The most important early editions of Marot's Œuvres are those published at Lyons in 1538 and 1544. In the second of these the arrangement o his poems which has been accepted in later issues was rst adopted. In 1596 an enlarged edition was edited by François Mizière. Others of later date are those of N. Lenglet du Fresnoy (the Hague, 1731) and P. Jannet (1868–1872; new ed., 1873–1876), on the whole the best, but there is a very good selection with a still better introduction by Charles d'Héricault, the joint editor of the Jannet edition in the larger Collection Garnier (no date). An elaborate edition by G. Guiffrey remained incomplete, only vols. ii. and iii. (1875–1881) having been issued. For information about Marot himself see Notices biographiques des trois Marot, edited from the MS. of Guillaume Colletet by G. Guiffrey (1871); H. Morley, Clément Marot, a study of Marot as a reformer; O. Douen, Clément Marot et le psautier huguenot; the section concerning him in G. Saintsbury's The Early Renaissance (1901); and A. Tilley, Literature of the French Renaissance, vol. i., ch. iv. (1904).  (G. Sa.) 

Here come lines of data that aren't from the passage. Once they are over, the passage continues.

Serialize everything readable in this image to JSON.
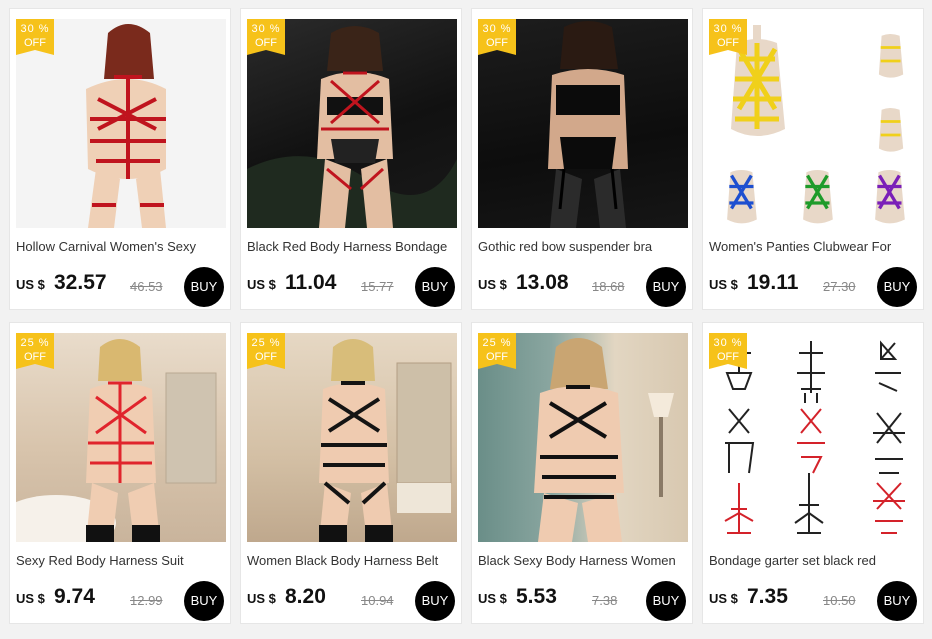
{
  "products": [
    {
      "discount_value": "30",
      "discount_unit": "%",
      "discount_label": "OFF",
      "title": "Hollow Carnival Women's Sexy",
      "currency": "US $",
      "price": "32.57",
      "old_price": "46.53",
      "buy_label": "BUY",
      "image_icon": "red-harness-bodysuit-image"
    },
    {
      "discount_value": "30",
      "discount_unit": "%",
      "discount_label": "OFF",
      "title": "Black Red Body Harness Bondage",
      "currency": "US $",
      "price": "11.04",
      "old_price": "15.77",
      "buy_label": "BUY",
      "image_icon": "harness-outdoor-night-image"
    },
    {
      "discount_value": "30",
      "discount_unit": "%",
      "discount_label": "OFF",
      "title": "Gothic red bow suspender bra",
      "currency": "US $",
      "price": "13.08",
      "old_price": "18.68",
      "buy_label": "BUY",
      "image_icon": "black-suspender-set-image"
    },
    {
      "discount_value": "30",
      "discount_unit": "%",
      "discount_label": "OFF",
      "title": "Women's Panties Clubwear For",
      "currency": "US $",
      "price": "19.11",
      "old_price": "27.30",
      "buy_label": "BUY",
      "image_icon": "mannequin-color-variants-image"
    },
    {
      "discount_value": "25",
      "discount_unit": "%",
      "discount_label": "OFF",
      "title": "Sexy Red Body Harness Suit",
      "currency": "US $",
      "price": "9.74",
      "old_price": "12.99",
      "buy_label": "BUY",
      "image_icon": "red-harness-bathroom-image"
    },
    {
      "discount_value": "25",
      "discount_unit": "%",
      "discount_label": "OFF",
      "title": "Women Black Body Harness Belt",
      "currency": "US $",
      "price": "8.20",
      "old_price": "10.94",
      "buy_label": "BUY",
      "image_icon": "black-harness-bathroom-image"
    },
    {
      "discount_value": "25",
      "discount_unit": "%",
      "discount_label": "OFF",
      "title": "Black Sexy Body Harness Women",
      "currency": "US $",
      "price": "5.53",
      "old_price": "7.38",
      "buy_label": "BUY",
      "image_icon": "black-harness-room-image"
    },
    {
      "discount_value": "30",
      "discount_unit": "%",
      "discount_label": "OFF",
      "title": "Bondage garter set black red",
      "currency": "US $",
      "price": "7.35",
      "old_price": "10.50",
      "buy_label": "BUY",
      "image_icon": "harness-line-variants-image"
    }
  ],
  "colors": {
    "badge": "#f6c21a",
    "buy_button": "#000000",
    "card_border": "#e6e6e6",
    "page_background": "#f2f2f2"
  }
}
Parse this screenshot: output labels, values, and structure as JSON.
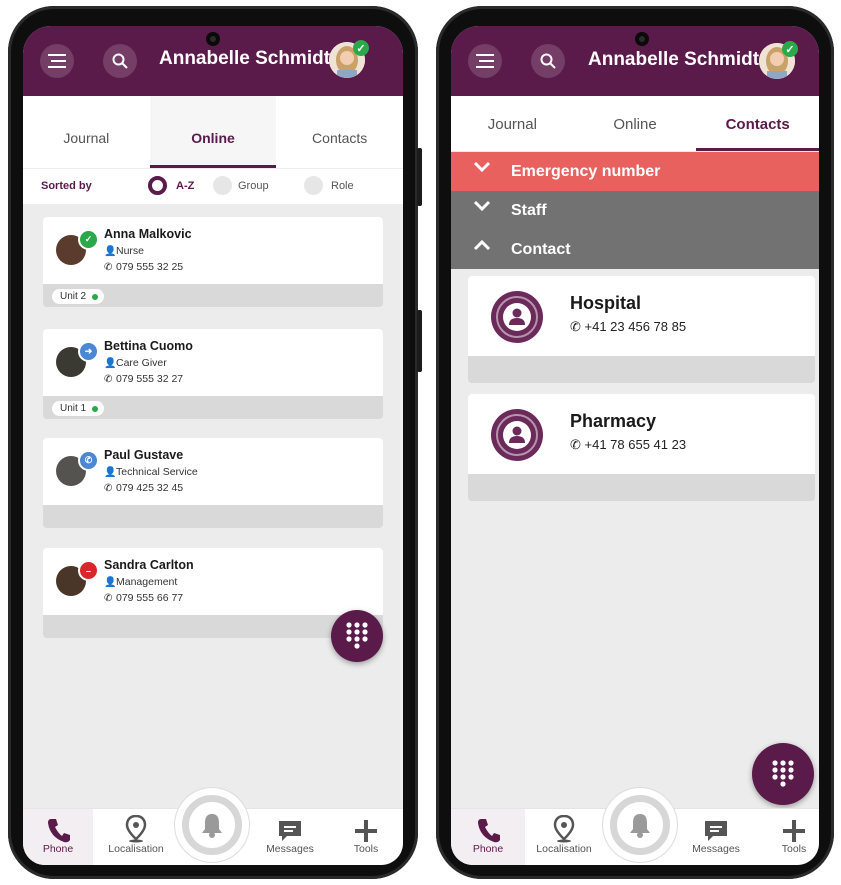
{
  "colors": {
    "brand": "#5a1a4a",
    "emergency": "#e8615f",
    "section": "#727272",
    "online": "#2aa84a",
    "dnd": "#d9262c",
    "forward": "#4a88d4"
  },
  "header": {
    "user_name": "Annabelle Schmidt",
    "menu_icon": "hamburger-menu-icon",
    "search_icon": "search-icon"
  },
  "phone1": {
    "tabs": [
      {
        "label": "Journal"
      },
      {
        "label": "Online"
      },
      {
        "label": "Contacts"
      }
    ],
    "active_tab": "Online",
    "sort": {
      "label": "Sorted by",
      "options": [
        "A-Z",
        "Group",
        "Role"
      ],
      "selected": "A-Z"
    },
    "contacts": [
      {
        "name": "Anna Malkovic",
        "role": "Nurse",
        "phone": "079 555 32 25",
        "unit": "Unit 2",
        "status": "available"
      },
      {
        "name": "Bettina Cuomo",
        "role": "Care Giver",
        "phone": "079 555 32 27",
        "unit": "Unit 1",
        "status": "forwarded"
      },
      {
        "name": "Paul Gustave",
        "role": "Technical Service",
        "phone": "079 425 32 45",
        "unit": "",
        "status": "on-call"
      },
      {
        "name": "Sandra Carlton",
        "role": "Management",
        "phone": "079 555 66 77",
        "unit": "",
        "status": "do-not-disturb"
      }
    ]
  },
  "phone2": {
    "tabs": [
      {
        "label": "Journal"
      },
      {
        "label": "Online"
      },
      {
        "label": "Contacts"
      }
    ],
    "active_tab": "Contacts",
    "sections": [
      {
        "label": "Emergency number",
        "state": "collapsed"
      },
      {
        "label": "Staff",
        "state": "collapsed"
      },
      {
        "label": "Contact",
        "state": "expanded"
      }
    ],
    "contacts": [
      {
        "name": "Hospital",
        "phone": "+41 23 456 78 85"
      },
      {
        "name": "Pharmacy",
        "phone": "+41 78 655 41 23"
      }
    ]
  },
  "nav": {
    "items": [
      {
        "label": "Phone",
        "icon": "phone-icon"
      },
      {
        "label": "Localisation",
        "icon": "location-pin-icon"
      },
      {
        "label": "Messages",
        "icon": "message-icon"
      },
      {
        "label": "Tools",
        "icon": "plus-icon"
      }
    ],
    "active": "Phone"
  }
}
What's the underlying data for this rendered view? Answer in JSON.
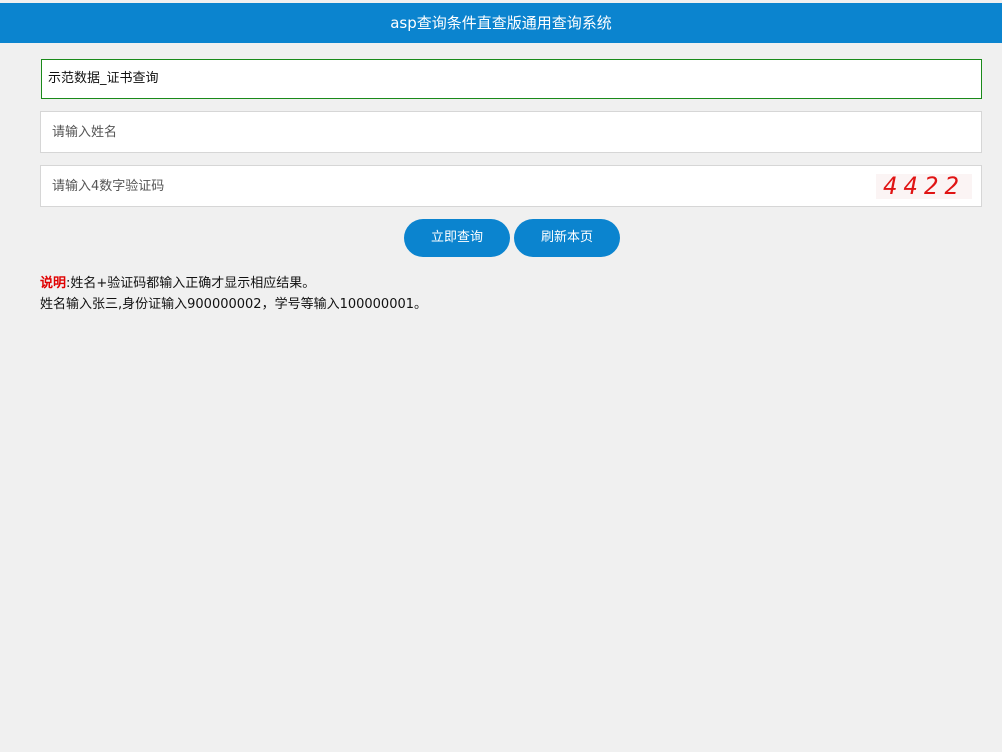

MAROT, DANIEL (seventeenth century), French architect, furniture designer and engraver, and pupil of Jean le Pautre (q.'v.), was the son of jean Marot (162O*167Q), who was also an architect and engraver. He was a Huguenot, and was compelled by the Revocation of the Edict of Nantes in 1685 to settle in Holland. His earlier work is characteristic of the second period of Louis XIV., but eventually it became tinged with Dutch influence, and in the end the English style which is loosely called “ Queen Anne ” owed much to his manner. In Holland he was taken almost immediately into the service of the Stadtholder, who, when he shortly afterwards became William III. of England, appointed him one of his architects and master of the works. Comparatively little is known of his architectural achievements, and his name cannot be attached to any English building, although we know from his own engraving that he designed the great hall of audience for the States-General at the Hague. He also decorated many Dutch country-houses. In England his activities appear to have been concentrated upon the adornment of Hampton Court Palace. Among his plans for gardens is one inscribed: “ Parterre d'Amton-court inventé par D. Marot.” Much of the furniture-especially the mirrors, guéridons and beds-at Hampton Court bears unmistakable traces of his authorship; the tall and monumental beds, with their plumes of ostrich feathers, their elaborate valances and chantaurnes in crimson velvet or other rich stuffs agree very closely with his published designs. As befits an artist of the time of Louis XIV. splendour and elaboration are the outstanding characteristics of Marot's style, and he appears even to have been responsible for some of the curious and rather barbaric silver furniture which was introduced into England from France in the latter part of the 17th century. At Windsor Castle there is a silver table, attributed to him, supported by caryatid legs and gadrooned feet, with a foot-rail supporting the pine-apple which is so familiar a motive in work of this type. The slab is engraved with the arms of William III. and with the British national emblems with crowns and cherubs. Unquestionably it is an exceedingly fine example of its type. During his life in France Marot made many designs for André Charles Boulle (q.v.), more especially for long case and bracket clocks. The bracket clocks were intended to be mounted in chased and gilded bronze, and with their garlands and masquerons and elegant dials are far superior artistically to those of the “ grandfather ” variety. It is impossible to examine the designs for Marot's long clocks Without suspecting that Chippendale derived from them some at least of the inspiration which made him a master of that kind of furniture. Marot's range was extraordinarily wide. He designed practically every detail in the internal ornamentation of the house-carved chimney pieces, ceilings, panels for walls, girandoles and wall brackets, and even tea urns and cream jugs-he was indeed a proline